DATA LISTING:
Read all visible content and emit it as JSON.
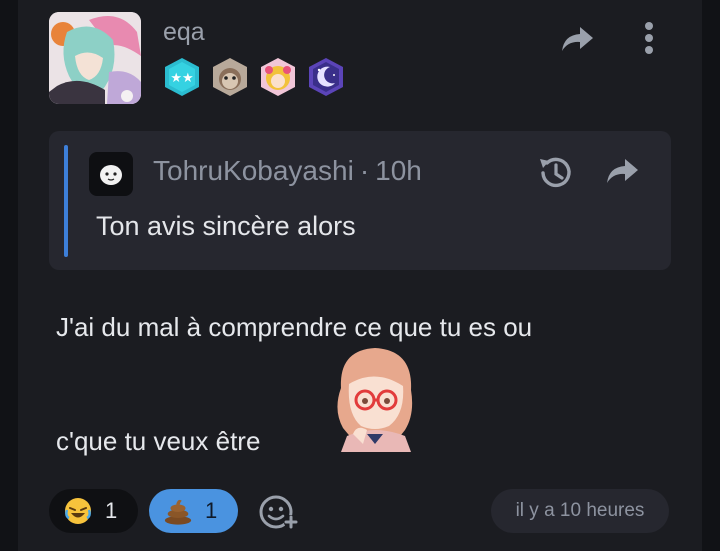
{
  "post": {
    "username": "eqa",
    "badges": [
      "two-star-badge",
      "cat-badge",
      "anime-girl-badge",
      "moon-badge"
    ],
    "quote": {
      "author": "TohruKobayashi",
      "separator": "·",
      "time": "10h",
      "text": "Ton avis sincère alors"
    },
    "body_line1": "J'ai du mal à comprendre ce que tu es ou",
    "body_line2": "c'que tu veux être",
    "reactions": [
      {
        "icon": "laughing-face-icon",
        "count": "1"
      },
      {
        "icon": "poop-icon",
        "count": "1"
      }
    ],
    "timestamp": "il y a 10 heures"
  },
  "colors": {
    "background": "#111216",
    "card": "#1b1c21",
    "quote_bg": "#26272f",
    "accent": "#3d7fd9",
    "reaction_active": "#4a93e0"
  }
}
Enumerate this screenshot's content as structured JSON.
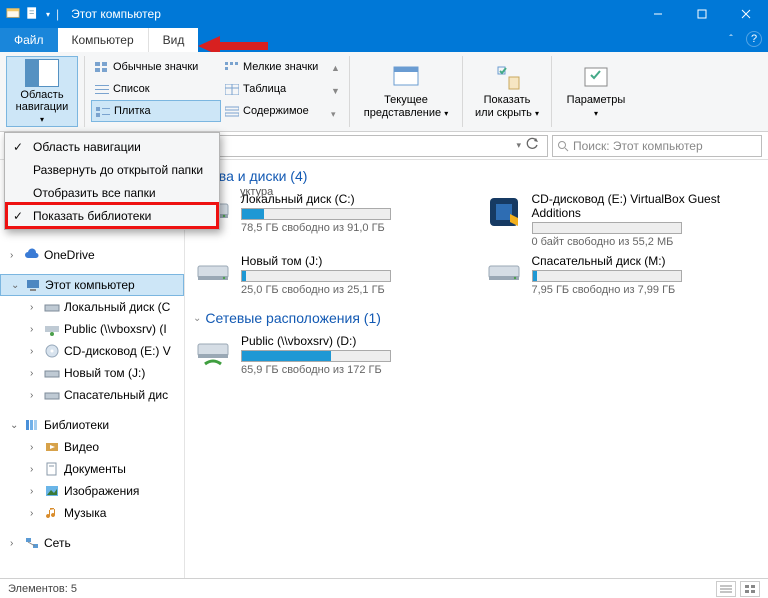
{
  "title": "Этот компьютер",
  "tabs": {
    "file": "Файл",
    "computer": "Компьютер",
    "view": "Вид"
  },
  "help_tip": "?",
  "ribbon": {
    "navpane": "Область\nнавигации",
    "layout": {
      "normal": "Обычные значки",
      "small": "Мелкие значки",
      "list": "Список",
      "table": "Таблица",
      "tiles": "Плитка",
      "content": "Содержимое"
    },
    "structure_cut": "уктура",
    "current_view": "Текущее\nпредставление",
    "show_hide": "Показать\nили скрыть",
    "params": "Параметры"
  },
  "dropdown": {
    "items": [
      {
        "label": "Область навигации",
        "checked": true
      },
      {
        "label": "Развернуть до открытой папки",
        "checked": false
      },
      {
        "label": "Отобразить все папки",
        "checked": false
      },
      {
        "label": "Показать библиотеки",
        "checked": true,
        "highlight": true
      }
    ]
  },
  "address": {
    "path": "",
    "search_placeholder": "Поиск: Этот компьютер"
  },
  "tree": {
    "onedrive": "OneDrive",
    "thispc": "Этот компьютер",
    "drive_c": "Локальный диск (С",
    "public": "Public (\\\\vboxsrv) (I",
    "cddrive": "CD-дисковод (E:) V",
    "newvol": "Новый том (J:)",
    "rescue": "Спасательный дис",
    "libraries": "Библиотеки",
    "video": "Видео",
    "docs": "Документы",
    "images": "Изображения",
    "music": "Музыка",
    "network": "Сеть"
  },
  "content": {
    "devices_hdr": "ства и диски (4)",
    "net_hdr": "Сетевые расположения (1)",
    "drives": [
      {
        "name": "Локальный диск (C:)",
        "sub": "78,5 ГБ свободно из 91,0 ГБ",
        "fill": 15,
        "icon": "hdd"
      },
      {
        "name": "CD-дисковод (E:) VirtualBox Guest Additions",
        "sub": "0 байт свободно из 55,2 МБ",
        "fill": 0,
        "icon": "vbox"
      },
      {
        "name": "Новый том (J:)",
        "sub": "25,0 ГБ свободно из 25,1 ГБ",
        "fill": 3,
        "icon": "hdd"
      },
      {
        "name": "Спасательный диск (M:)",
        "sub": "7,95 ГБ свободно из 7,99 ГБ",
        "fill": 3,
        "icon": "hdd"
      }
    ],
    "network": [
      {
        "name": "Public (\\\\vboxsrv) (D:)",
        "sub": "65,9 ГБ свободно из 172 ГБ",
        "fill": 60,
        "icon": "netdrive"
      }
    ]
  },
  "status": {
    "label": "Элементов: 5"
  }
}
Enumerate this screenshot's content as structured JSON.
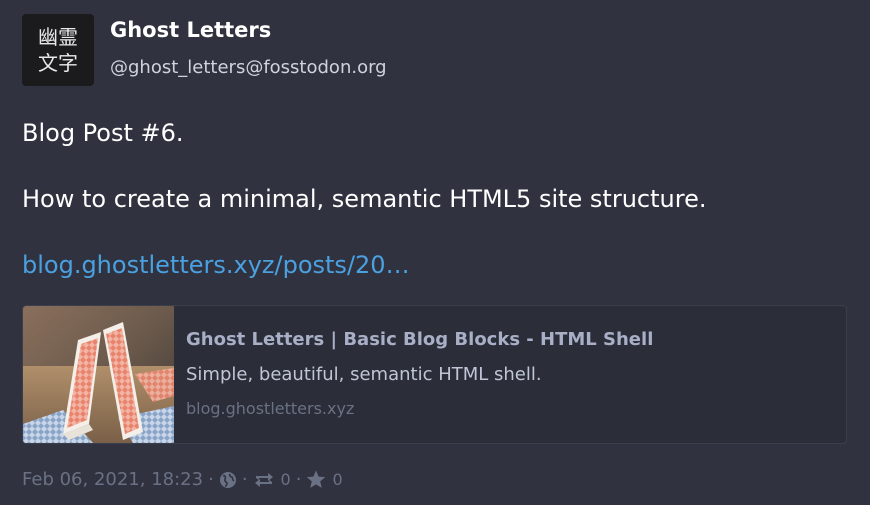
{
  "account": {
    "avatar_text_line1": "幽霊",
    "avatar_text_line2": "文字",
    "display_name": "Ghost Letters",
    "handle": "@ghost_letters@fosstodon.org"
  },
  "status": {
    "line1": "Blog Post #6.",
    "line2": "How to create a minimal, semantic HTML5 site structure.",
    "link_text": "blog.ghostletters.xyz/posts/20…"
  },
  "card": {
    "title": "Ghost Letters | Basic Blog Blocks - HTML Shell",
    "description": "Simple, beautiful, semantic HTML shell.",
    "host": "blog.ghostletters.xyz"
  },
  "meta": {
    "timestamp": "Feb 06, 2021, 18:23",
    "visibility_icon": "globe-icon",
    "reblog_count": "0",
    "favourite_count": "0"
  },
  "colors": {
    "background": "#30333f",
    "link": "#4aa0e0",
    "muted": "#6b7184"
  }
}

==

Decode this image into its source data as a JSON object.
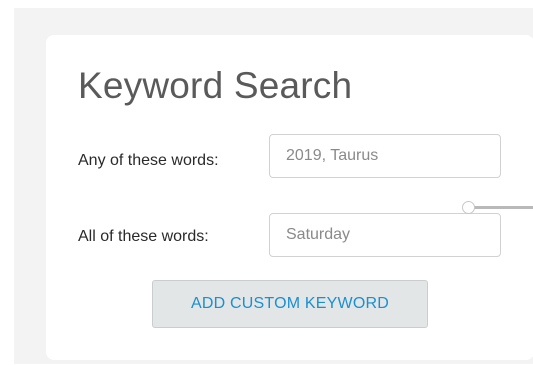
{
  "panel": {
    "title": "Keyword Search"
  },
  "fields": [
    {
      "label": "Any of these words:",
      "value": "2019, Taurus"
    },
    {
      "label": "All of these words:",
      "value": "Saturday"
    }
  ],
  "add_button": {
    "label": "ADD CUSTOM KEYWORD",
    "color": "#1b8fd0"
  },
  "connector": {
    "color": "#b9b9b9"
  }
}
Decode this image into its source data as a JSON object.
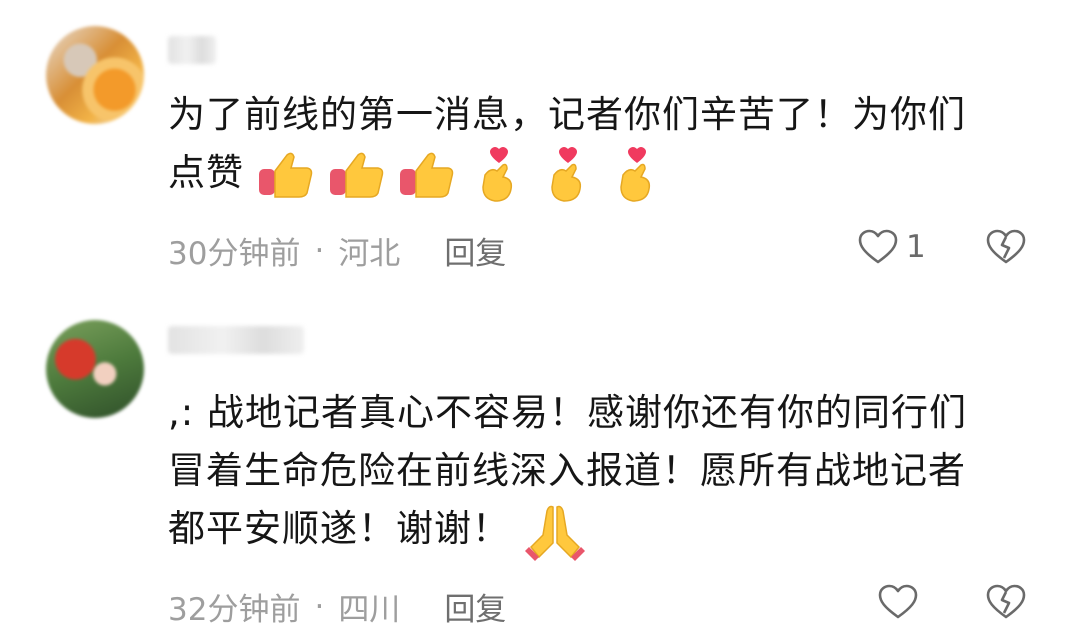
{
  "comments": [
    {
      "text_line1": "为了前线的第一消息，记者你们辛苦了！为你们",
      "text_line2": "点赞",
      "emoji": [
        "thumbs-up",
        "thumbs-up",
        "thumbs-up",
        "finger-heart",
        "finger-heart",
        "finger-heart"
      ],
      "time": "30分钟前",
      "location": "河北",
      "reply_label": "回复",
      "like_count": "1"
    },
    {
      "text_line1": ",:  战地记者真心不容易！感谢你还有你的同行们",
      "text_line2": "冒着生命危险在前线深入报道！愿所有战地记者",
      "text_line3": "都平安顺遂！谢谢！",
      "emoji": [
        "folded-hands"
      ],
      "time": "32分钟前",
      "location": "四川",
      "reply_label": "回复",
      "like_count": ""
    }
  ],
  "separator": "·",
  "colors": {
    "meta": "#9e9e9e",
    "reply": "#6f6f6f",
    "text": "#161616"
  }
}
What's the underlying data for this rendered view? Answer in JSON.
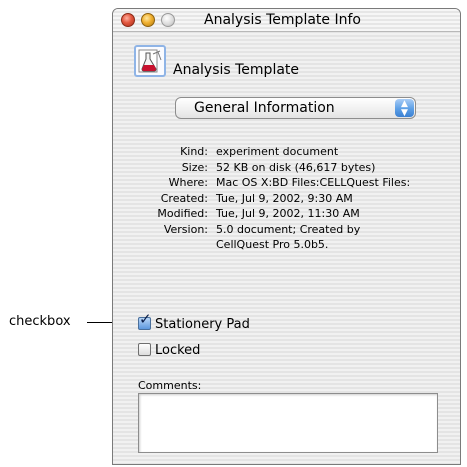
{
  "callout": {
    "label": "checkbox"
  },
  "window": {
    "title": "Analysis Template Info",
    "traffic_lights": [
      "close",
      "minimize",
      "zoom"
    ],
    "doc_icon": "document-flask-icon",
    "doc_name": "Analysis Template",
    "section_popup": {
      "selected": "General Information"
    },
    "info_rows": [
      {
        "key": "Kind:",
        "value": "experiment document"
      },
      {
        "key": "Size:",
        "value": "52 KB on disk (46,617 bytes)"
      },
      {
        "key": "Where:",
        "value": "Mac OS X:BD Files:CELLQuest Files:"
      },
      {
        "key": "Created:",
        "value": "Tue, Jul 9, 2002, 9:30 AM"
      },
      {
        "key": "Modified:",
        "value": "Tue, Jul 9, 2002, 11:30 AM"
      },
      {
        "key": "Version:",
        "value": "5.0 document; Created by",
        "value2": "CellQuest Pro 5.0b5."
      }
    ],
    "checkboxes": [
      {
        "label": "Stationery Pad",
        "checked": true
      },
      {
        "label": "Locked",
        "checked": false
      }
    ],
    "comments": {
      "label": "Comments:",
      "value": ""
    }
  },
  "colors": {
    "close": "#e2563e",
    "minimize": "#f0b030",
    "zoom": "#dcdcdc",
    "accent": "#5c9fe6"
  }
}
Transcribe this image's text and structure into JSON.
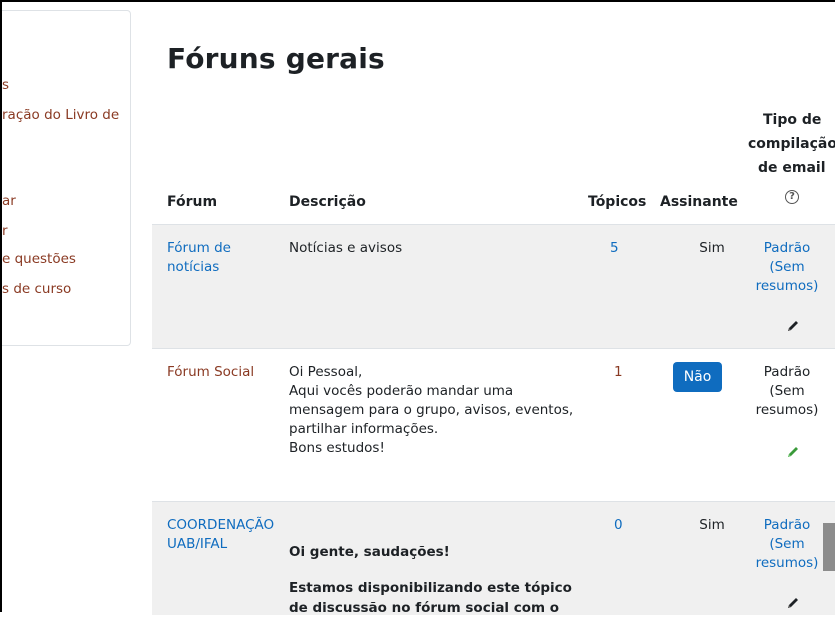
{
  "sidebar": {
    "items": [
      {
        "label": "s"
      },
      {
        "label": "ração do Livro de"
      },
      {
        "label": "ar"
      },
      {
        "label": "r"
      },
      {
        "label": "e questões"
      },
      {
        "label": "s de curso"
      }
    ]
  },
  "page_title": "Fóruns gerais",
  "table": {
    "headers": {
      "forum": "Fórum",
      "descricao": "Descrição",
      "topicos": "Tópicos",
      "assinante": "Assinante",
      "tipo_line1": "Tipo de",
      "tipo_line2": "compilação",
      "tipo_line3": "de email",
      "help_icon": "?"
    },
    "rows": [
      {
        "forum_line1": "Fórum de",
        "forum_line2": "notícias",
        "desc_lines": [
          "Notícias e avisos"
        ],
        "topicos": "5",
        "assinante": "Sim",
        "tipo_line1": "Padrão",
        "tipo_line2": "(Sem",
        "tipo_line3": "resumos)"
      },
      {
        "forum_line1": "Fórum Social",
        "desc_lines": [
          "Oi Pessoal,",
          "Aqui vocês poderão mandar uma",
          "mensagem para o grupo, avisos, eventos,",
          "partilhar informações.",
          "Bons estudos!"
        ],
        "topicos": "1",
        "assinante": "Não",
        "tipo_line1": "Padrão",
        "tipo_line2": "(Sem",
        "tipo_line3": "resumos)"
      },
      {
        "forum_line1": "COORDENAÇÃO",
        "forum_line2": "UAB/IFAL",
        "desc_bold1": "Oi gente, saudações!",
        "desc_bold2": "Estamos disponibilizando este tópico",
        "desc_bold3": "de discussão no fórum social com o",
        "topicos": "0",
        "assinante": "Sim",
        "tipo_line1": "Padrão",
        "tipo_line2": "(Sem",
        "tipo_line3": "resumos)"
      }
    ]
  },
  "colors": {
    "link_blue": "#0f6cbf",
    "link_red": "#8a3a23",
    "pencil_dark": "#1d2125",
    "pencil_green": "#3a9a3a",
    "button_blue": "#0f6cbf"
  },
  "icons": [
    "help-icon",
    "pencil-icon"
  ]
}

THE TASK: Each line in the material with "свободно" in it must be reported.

TASK OUTPUT:
        "sub": "78,5 ГБ свободно из 91,0 ГБ",
        "sub": "0 байт свободно из 55,2 МБ",
        "sub": "25,0 ГБ свободно из 25,1 ГБ",
        "sub": "7,95 ГБ свободно из 7,99 ГБ",
        "sub": "65,9 ГБ свободно из 172 ГБ",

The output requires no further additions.